The Russian Olympic Committee (ROC) has hit out at the likes of Australia, Canada and the United States for attempting to put pressure on the International Olympic Committee (IOC) into postponing Tokyo 2020.
The Olympics are due to get underway on 24 July in Japan but look certain to be postponed at the very least due to the coronavirus outbreak, with talks taking place today between IOC president Thomas Bach and Prime Minister Shinzo Abe among others ahead of a decisive executive board meeting next Monday.
A decision is expected to be taken in the coming days to delay Tokyo 2020, although officials have been insistent that a full cancellation of the Games is not an option.
The developments come after the respective Olympic committees of Australia, Canada and New Zealand all withdrew their athletes from competition if it is staged this summer, while both the US and Britain have expressed views that the Games should not go ahead as planned.

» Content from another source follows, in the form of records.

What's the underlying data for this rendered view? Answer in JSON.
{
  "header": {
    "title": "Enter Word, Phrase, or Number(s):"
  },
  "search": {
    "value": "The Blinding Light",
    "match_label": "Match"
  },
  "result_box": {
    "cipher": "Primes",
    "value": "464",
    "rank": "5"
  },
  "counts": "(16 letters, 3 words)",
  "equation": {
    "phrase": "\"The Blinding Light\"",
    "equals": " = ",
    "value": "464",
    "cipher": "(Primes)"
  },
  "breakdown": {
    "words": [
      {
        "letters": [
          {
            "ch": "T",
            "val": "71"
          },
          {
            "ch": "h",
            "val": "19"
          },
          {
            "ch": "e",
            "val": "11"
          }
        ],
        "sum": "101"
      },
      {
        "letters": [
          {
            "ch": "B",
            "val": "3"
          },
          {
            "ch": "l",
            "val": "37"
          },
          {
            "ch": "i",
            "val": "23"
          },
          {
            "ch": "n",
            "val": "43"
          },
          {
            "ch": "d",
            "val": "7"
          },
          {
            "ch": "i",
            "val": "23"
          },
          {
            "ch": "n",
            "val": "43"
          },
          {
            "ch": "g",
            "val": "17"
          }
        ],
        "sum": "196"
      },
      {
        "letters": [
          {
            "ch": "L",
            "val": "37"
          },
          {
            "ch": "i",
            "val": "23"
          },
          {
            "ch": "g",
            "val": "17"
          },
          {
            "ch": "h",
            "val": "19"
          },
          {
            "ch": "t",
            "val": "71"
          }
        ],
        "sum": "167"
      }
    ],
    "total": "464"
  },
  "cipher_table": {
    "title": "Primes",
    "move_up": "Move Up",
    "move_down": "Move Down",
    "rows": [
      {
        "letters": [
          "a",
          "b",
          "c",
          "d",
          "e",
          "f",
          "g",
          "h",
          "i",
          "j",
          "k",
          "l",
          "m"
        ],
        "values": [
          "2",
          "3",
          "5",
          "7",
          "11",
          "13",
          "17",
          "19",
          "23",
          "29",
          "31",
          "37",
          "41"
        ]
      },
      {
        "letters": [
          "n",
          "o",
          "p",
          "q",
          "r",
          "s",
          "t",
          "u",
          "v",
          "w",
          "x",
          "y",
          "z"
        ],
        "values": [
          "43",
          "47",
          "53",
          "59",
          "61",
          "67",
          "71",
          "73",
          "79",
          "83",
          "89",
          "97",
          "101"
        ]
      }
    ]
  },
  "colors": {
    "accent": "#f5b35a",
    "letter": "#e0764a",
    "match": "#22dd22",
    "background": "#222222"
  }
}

The British Olympic Association on Tuesday morning held a conference call with the British Paralympic Association and UK Sport, with the expectation being that athletes will be told that they will not be going to Tokyo this summer.
But the ROC has taken the opposite view, with a statement released calling on individual governing bodies to stop attempting to force the IOC into a rash move and urged them to show “Olympic calm”.
"Panic is the worst that can happen in the current situation," the ROC said in a statement.
"The ROC urges all the representatives of the sports community to keep Olympic calm, to act systematically and constructively while preparing for the Tokyo 2020 Olympic Games.
"We view as unacceptable any attempts to bring pressure on the organisations in charge of staging the Games and to force them to take rash decisions.”
Russia has been banned from competing at Tokyo 2020 by the World Anti-Doping Agency (Wada) following the doping scandal that also saw the nation miss the 2018 Winter Olympics, with clean athletes only allowed to compete under a neutral name and with no national anthem or flag representing them.
The doping scandal, which came to light in 2015, saw long-term institutional drugs use exposed that involved senior Russian officials and resulted in 47 Olympic medals being stripped from Russian athletes.
The Russian Olympic Committee has appealed Wada’s ruling to the Court of Arbitration for Sport, although a hearing due to take place this year before the Games is now likely to be put on hold due to the coronavirus outbreak.